- [Problem to work on] From the entries below, give the number of lines where the word "JSON" occurs, and nothing else.

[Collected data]
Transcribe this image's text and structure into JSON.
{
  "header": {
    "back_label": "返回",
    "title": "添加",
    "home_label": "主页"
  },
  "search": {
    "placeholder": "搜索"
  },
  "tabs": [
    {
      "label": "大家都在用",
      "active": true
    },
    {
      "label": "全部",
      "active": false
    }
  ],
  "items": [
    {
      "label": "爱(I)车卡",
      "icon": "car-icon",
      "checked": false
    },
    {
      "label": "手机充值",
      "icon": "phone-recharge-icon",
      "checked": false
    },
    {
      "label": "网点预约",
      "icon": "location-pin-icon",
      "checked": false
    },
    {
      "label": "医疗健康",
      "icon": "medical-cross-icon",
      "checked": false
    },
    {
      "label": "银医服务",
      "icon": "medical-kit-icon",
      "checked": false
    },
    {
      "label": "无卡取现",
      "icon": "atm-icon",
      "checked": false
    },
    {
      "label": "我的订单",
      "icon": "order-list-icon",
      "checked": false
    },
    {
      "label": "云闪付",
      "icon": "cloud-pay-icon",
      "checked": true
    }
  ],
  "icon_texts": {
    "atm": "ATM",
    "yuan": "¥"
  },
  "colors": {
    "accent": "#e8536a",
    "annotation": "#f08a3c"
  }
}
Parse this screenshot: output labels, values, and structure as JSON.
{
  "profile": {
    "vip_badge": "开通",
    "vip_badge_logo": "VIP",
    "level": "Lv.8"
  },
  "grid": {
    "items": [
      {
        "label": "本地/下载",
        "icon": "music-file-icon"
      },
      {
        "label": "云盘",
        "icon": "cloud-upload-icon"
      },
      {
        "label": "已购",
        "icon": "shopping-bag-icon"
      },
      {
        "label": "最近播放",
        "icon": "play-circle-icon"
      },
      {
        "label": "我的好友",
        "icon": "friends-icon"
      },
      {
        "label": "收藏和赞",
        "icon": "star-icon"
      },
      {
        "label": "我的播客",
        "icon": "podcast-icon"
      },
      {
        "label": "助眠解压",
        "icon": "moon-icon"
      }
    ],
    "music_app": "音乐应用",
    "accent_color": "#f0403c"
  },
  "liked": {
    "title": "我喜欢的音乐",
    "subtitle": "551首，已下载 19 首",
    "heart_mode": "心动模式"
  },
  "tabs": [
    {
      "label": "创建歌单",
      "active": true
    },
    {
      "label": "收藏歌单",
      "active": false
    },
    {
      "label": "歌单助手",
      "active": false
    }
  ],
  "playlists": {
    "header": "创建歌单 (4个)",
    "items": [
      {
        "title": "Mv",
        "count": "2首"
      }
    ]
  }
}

- [Result below] 2